> [Requirement]
The answer must be every line of the records below that contains the word "value".

[Excerpts from an interface dataset]
# # # # # # #
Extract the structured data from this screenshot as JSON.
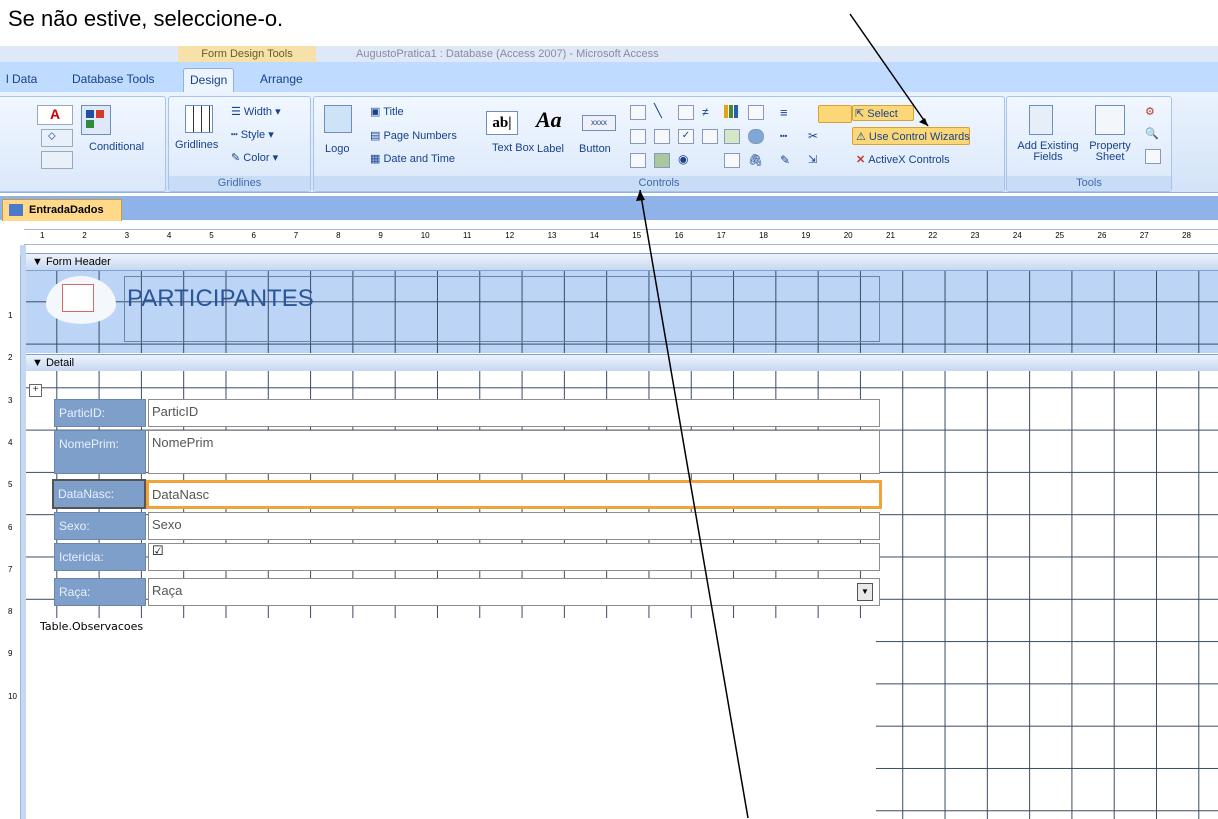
{
  "caption": "Se não estive, seleccione-o.",
  "titlebar": {
    "context_tab": "Form Design Tools",
    "window_title": "AugustoPratica1 : Database (Access 2007) - Microsoft Access"
  },
  "tabs": [
    "l Data",
    "Database Tools",
    "Design",
    "Arrange"
  ],
  "ribbon": {
    "font_group": {
      "conditional": "Conditional"
    },
    "gridlines_group": {
      "label": "Gridlines",
      "gridlines": "Gridlines",
      "width": "Width ▾",
      "style": "Style ▾",
      "color": "Color ▾"
    },
    "controls_group": {
      "label": "Controls",
      "logo": "Logo",
      "title": "Title",
      "page_numbers": "Page Numbers",
      "date_time": "Date and Time",
      "text_box": "Text Box",
      "label_btn": "Label",
      "button": "Button",
      "select": "Select",
      "use_control_wizards": "Use Control Wizards",
      "activex": "ActiveX Controls"
    },
    "tools_group": {
      "label": "Tools",
      "add_existing": "Add Existing Fields",
      "property_sheet": "Property Sheet"
    }
  },
  "document_tab": "EntradaDados",
  "ruler_numbers": [
    "1",
    "2",
    "3",
    "4",
    "5",
    "6",
    "7",
    "8",
    "9",
    "10",
    "11",
    "12",
    "13",
    "14",
    "15",
    "16",
    "17",
    "18",
    "19",
    "20",
    "21",
    "22",
    "23",
    "24",
    "25",
    "26",
    "27",
    "28"
  ],
  "vruler_numbers": [
    "1",
    "2",
    "3",
    "4",
    "5",
    "6",
    "7",
    "8",
    "9",
    "10"
  ],
  "form": {
    "header_section": "Form Header",
    "detail_section": "Detail",
    "header_title": "PARTICIPANTES",
    "fields": [
      {
        "label": "ParticID:",
        "value": "ParticID"
      },
      {
        "label": "NomePrim:",
        "value": "NomePrim"
      },
      {
        "label": "DataNasc:",
        "value": "DataNasc"
      },
      {
        "label": "Sexo:",
        "value": "Sexo"
      },
      {
        "label": "Ictericia:",
        "value": "☑"
      },
      {
        "label": "Raça:",
        "value": "Raça"
      }
    ],
    "subform_label": "Table.Observacoes"
  }
}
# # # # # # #
> [Exercise solution]
        "value": "ParticID"
        "value": "NomePrim"
        "value": "DataNasc"
        "value": "Sexo"
        "value": "☑"
        "value": "Raça"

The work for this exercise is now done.